The International Astronomical Union has given its official approval for 86 additional star names.
Following up on last year's list of 227 official star names, the International Astronomical Union has standardized names for 85 more naked-eye stars and one very important telescopic star.
Ever since its inception in 1919, the International Astronomical Union (IAU) has been responsible for the names of solar-system objects, as well as features on those objects. And in a very important series of resolutions from 1922 to 1930, it approved standard spellings, abbreviations, and definitions for the 88 official constellations. But the IAU stayed out of the star-naming game until very recently.
It was the discovery of exoplanets that broke down the barrier. Within our solar system, major planets have familiar names like Earth and Jupiter, and minor planets have both numbers and names (e.g. 1 Ceres, 4 Vesta, or 99942 Apophis), so it seemed as though it would be fun to do the same for a few planets in stellar systems besides our own. In 2015, the IAU approved names for 31 exoplanets.
But it would hardly do for an exoplanet with a cozy name like Meztli to orbit a star with no better designation than HD 104985. So at the same time that it approved those exoplanet names, the IAU approved 19 names for the stars around which those exoplanets orbit. That included five traditional names, notably Pollux and Fomalhaut, as well as 14 newly invented names. (Actually, many of those names are quite old, but they had never before been associated with stars, just as Ceres wasn't associated with astronomy before it was assigned to the first-discovered asteroid.)
But that decision created new problems. It seemed very strange for the IAU to approve 14 fabricated star names and say nothing at all about star names like Sirius that have been used by professional and amateur astronomers for centuries. And it's hard to justify making the name of Pollux official while denying the same status to its twin star Castor. So in 2016, the IAU's Working Group on Star Names (WGSN) gave official status to 208 additional star names.
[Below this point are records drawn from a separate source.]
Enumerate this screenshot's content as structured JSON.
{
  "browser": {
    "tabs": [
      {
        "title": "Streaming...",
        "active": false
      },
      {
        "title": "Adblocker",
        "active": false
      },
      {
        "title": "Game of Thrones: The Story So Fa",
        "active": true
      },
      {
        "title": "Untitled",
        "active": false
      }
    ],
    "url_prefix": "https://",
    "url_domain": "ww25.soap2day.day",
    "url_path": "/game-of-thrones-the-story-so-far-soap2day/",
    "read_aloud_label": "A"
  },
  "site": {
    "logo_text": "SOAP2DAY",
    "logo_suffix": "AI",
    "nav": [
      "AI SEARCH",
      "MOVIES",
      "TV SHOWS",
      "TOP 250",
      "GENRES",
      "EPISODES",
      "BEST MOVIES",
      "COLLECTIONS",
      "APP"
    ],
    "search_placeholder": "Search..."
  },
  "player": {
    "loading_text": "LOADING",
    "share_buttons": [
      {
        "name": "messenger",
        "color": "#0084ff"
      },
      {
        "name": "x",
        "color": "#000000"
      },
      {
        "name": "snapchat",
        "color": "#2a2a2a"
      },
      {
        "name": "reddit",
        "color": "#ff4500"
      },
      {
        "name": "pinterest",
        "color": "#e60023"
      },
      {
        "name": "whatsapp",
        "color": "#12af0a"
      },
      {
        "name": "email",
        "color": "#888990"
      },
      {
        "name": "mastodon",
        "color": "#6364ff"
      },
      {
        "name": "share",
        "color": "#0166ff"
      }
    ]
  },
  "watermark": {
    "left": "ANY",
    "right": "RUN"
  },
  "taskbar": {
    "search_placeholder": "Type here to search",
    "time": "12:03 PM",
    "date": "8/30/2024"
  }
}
That included 207 traditional names for stars readily visible to the unaided eye plus one star discovered and named in the 20th century: Proxima Centauri, our Sun's closest known neighbor in space.
Now the Working Group on Star Names has proved that it's still hard at work: you can see the newly approved 86 star names here. About half of them, like the earlier set, come from the Western tradition but were for various reasons too problematic to approve in 2016. (Common problems include stars with multiple names and names associated with multiple stars.) But there are lots of prominent stars that have no names in the Western tradition, so to fill in the blanks, the WGSN drew from other cultures, namely Australian Aboriginal, Chinese, Coptic, Hindu, Mayan, Polynesian, and South African.
In addition, the WGSN approved another name that was invented in the 20th century for a faint, nearby star, namely Barnard's Star. Of all the stars that sound as though they're some astronomer's personal property (for instance, Tabby's Star), Barnard's Star is almost certainly the most prominent. It’s famed in history, science, and science fiction as the fourth closest star to the Sun (after the three components of the Alpha Centauri system) and the star with the highest known proper motion.
It will be interesting to see where the WGSN goes from here. There are still plenty of prominent stars with no IAU-approved name, the brightest being 1.7-magnitude Gamma Velorum. It does have a couple of obvious candidate names, including Regor, one of the three star names fabricated by NASA from the names of the astronauts who died in the horrific Apollo 1 fire. Another one of those is Navi, for Gamma Cassiopeiae, the brightest star north of the celestial equator with no current IAU-approved name.
Personally, I think the WGSN should approve Regor and Navi. The IAU has already approved two similar names, Sualocin and Rotanev, which originated in 1814 in the Second Palermo Star Catalog and have since passed into common usage. They are derived by reading backward the Latinized name (Nicolaus Venator) of Niccolò Cacciatore, coauthor of the catalog. It seems to me that the Apollo 1 astronauts are far more deserving of commemoration than Niccolò Cacciatore.
I could also imagine the IAU requesting public suggestions for prominent stars that don't have a name in any well-documented culture, just as it did for exoplanets and exoplanet stars. I have mixed feelings about those original fabricated exoplanet-star names, but now that the IAU has started, I can't see turning back. It would be really nice for all stars to have names at least down to magnitude 2.50. What do you think?